VIP theatergoing is generally handled unobtrusively in Washington, both by appointed officials and previous presidential administrations. US Supreme Court Associate Justice Stephen Breyer attended Camelot‘s opening night with little fanfare. IMF manager Christine Lagarde and justices Sonia Sotomayor and Ruth Bader Ginsberg are among other high-profile politicos who’ve slipped in quietly to see theater and dance performances.

Although the Obamas were criticized for flying to Broadway rather than driving down Pennsylvania Avenue to see plays, Michelle Obama did pay a belated visit to Woolly Mammoth in February to see Danai Gurira’s drama Familiar and posed for photos with cast members backstage.

A spokesperson for Woolly said Obama’s staff contacted the theater’s development office four weeks in advance to purchase tickets.

The theater has no formal policies for seating VIPs like the Giulianis.

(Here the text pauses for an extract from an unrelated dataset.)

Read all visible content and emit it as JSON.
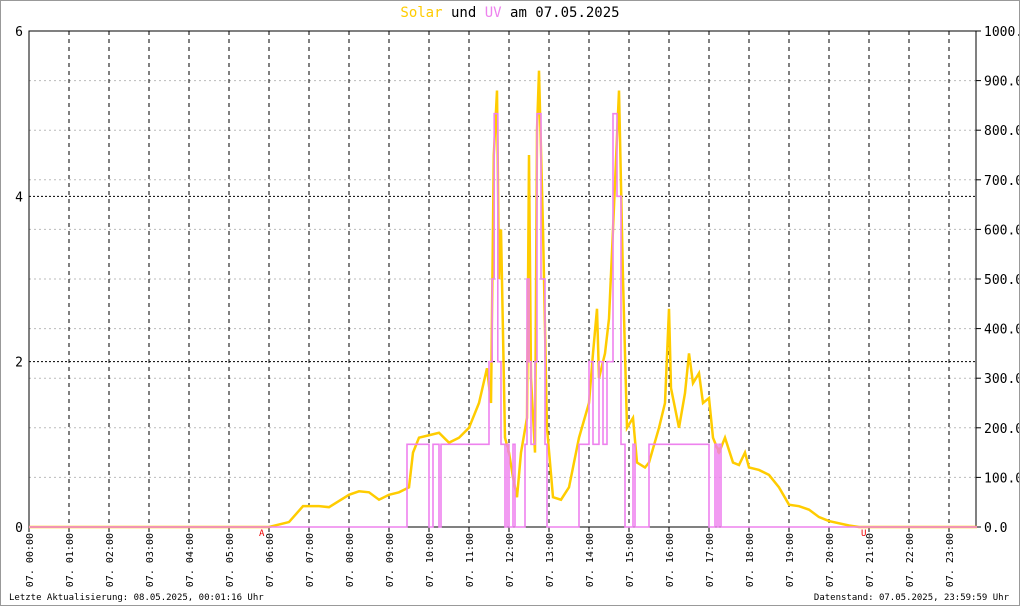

“We try to make everyone feel taken care of and make sure everyone’s seating needs are met, independent of their celebrity status,” marketing director Gwydion Suilebhan said.